• About this exercise
Every line of the records below that holds the word "message" should be copied out.

[Records excerpted from a collection]
:::::

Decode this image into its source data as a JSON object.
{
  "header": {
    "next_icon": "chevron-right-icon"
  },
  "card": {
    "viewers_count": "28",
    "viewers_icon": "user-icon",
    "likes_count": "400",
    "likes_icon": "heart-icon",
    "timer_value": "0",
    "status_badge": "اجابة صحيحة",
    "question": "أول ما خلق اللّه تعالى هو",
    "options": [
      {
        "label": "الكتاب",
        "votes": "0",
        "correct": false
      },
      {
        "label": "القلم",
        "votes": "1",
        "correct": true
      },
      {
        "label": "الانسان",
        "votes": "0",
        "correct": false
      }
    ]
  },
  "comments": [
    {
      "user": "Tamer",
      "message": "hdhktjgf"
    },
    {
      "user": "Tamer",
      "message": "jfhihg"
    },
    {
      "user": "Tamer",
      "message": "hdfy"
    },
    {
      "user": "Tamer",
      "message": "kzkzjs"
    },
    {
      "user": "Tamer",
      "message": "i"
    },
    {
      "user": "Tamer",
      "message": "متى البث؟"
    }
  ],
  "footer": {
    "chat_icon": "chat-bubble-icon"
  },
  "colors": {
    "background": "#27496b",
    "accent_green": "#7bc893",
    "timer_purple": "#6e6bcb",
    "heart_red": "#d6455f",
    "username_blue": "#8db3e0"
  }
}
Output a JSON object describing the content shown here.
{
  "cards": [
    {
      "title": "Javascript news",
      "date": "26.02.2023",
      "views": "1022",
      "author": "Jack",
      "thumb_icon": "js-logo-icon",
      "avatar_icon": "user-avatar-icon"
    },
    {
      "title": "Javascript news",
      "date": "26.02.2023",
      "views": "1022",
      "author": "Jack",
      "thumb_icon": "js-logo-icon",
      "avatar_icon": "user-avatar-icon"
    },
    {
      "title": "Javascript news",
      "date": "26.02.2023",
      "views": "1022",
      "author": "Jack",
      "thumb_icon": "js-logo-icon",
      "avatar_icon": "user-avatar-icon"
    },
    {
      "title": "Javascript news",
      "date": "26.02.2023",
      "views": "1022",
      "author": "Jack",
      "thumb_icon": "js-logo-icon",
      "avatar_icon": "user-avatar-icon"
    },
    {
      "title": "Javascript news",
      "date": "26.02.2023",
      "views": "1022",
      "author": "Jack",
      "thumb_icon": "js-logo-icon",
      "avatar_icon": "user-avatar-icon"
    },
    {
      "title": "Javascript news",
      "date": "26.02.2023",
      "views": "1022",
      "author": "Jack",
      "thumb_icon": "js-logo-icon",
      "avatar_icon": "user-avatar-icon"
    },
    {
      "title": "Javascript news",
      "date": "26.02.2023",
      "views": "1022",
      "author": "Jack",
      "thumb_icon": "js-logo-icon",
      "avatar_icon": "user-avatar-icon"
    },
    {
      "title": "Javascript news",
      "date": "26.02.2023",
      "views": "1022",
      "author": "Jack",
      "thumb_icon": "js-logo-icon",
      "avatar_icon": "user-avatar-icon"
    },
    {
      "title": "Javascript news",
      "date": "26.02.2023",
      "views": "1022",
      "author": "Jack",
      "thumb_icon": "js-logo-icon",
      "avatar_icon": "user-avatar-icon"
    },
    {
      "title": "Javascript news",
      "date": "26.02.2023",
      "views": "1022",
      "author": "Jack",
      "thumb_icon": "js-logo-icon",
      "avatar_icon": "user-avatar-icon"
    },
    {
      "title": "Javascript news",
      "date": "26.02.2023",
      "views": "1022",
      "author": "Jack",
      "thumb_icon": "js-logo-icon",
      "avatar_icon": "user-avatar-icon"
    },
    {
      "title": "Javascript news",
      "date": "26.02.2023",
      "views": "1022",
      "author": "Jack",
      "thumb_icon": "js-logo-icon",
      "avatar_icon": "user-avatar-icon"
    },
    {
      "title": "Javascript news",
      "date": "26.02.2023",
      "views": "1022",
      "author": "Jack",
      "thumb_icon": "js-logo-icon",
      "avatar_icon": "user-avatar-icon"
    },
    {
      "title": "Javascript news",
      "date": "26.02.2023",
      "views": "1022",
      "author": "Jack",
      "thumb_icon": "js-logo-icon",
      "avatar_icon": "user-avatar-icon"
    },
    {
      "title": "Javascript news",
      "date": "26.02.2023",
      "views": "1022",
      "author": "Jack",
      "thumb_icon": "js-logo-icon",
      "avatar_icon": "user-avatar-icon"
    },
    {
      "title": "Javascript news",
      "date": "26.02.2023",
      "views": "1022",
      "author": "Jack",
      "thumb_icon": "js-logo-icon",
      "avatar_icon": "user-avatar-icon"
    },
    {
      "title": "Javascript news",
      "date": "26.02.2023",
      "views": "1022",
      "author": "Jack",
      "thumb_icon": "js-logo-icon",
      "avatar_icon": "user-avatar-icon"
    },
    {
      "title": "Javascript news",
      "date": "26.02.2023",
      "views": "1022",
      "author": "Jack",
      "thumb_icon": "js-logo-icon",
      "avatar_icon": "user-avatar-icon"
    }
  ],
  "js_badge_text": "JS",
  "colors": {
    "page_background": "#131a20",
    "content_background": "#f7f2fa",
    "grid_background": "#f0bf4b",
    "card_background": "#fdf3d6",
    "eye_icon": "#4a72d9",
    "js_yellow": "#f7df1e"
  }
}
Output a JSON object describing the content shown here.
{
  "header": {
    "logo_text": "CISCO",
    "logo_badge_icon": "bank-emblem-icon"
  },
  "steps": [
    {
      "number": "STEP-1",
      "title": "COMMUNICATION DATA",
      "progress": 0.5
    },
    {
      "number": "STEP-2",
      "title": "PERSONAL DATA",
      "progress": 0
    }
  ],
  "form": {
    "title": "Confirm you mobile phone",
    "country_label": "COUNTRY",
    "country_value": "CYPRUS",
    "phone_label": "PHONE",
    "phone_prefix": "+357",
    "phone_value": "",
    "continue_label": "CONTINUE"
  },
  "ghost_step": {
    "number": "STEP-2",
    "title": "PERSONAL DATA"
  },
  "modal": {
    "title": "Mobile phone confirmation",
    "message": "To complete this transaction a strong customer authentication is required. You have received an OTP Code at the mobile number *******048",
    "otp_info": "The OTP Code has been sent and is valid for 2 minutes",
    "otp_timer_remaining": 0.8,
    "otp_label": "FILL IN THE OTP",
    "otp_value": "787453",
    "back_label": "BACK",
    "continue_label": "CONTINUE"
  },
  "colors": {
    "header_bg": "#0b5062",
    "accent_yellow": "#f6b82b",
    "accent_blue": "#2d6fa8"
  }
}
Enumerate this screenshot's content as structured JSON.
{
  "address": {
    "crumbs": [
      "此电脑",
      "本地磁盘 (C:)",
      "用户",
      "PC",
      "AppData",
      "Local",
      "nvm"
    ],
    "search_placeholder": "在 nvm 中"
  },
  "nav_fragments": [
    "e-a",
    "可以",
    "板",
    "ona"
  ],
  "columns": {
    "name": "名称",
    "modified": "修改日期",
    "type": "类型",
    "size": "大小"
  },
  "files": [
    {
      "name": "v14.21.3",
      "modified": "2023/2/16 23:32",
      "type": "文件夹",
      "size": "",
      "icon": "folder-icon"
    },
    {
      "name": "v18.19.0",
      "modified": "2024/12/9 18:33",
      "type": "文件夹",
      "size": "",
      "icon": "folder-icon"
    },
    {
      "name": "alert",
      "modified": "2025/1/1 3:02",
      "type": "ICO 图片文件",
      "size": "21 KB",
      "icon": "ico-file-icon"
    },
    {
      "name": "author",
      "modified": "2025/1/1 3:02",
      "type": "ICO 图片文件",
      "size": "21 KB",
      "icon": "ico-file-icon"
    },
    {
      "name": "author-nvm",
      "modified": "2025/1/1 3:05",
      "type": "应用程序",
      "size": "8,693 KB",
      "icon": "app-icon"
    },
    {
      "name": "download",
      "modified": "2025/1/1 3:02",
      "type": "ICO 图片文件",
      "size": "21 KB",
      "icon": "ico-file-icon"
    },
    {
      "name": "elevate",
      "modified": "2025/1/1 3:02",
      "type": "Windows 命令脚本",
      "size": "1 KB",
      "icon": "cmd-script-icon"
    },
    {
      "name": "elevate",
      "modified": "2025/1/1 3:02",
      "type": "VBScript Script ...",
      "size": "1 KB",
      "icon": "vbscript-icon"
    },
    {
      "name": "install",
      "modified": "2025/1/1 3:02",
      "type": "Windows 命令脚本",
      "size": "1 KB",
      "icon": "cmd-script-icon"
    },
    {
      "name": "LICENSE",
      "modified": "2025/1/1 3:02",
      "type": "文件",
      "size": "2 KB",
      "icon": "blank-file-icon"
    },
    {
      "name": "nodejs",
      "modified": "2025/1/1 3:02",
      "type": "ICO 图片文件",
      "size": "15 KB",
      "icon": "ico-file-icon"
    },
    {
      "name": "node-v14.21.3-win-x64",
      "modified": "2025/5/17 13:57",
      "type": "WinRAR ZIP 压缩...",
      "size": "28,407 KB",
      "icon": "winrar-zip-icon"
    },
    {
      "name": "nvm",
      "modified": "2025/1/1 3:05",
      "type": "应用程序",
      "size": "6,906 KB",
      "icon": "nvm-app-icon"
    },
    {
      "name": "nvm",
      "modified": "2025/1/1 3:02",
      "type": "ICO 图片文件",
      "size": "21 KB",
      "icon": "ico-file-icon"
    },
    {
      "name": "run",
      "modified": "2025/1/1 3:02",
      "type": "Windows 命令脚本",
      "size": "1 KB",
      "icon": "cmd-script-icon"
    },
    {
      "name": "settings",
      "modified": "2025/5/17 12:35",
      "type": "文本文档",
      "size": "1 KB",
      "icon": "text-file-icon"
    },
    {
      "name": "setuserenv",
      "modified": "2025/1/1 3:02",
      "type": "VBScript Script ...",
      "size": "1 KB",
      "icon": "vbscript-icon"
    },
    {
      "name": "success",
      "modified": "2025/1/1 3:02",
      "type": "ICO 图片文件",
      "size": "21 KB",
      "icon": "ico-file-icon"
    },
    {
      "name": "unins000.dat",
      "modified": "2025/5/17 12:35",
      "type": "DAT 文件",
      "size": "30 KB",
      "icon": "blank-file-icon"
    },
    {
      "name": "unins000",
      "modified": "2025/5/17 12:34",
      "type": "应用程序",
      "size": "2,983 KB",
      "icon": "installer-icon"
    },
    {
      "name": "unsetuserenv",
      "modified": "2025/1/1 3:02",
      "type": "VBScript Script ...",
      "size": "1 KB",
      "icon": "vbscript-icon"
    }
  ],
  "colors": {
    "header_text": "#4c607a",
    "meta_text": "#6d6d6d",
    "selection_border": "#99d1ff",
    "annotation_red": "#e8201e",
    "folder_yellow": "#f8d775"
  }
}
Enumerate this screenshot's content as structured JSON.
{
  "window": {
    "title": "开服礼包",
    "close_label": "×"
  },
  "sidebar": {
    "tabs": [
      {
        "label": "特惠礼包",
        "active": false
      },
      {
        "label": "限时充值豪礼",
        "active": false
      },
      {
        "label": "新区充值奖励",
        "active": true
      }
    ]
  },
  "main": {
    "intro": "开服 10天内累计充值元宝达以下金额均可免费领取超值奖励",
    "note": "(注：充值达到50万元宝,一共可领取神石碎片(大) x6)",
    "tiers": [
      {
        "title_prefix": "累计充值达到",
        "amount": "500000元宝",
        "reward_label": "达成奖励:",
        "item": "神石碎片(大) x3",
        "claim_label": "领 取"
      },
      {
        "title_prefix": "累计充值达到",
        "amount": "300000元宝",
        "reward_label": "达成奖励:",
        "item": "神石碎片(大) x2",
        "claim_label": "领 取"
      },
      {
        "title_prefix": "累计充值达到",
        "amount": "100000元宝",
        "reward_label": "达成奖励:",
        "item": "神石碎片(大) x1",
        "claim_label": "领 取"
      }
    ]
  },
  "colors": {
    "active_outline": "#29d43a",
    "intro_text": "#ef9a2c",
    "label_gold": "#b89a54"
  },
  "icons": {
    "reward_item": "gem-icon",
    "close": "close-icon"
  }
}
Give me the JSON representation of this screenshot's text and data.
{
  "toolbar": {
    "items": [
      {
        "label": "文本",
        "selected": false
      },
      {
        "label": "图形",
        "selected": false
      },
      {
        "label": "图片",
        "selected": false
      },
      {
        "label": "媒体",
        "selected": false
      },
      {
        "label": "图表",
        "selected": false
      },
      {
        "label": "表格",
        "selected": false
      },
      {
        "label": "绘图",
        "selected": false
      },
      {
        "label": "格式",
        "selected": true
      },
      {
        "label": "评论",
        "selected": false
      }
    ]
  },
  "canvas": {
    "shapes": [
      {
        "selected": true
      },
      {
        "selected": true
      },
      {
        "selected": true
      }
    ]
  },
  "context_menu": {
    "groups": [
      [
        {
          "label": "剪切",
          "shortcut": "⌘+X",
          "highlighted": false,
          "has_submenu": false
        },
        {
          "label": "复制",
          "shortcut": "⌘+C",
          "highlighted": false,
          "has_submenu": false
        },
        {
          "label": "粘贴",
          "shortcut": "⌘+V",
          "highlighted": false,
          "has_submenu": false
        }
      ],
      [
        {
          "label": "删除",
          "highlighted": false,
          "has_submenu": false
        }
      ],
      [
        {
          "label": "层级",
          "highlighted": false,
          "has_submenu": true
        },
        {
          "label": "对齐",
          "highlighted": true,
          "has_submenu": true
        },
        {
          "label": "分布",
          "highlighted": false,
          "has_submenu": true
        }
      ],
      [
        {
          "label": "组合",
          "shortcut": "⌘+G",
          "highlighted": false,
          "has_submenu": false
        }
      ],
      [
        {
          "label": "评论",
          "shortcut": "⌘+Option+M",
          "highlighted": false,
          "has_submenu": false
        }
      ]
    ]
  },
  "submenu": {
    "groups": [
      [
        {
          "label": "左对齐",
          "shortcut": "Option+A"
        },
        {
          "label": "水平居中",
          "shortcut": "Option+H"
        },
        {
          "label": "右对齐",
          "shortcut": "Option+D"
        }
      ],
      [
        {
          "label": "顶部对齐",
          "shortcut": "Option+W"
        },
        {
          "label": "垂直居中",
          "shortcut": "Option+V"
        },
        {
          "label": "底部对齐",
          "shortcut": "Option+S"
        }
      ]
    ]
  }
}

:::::

• Completed task
      "message": "hdhktjgf"
      "message": "jfhihg"
      "message": "hdfy"
      "message": "kzkzjs"
      "message": "i"
      "message": "متى البث؟"
    "message": "To complete this transaction a strong customer authentication is required. You have received an OTP Code at the mobile number *******048",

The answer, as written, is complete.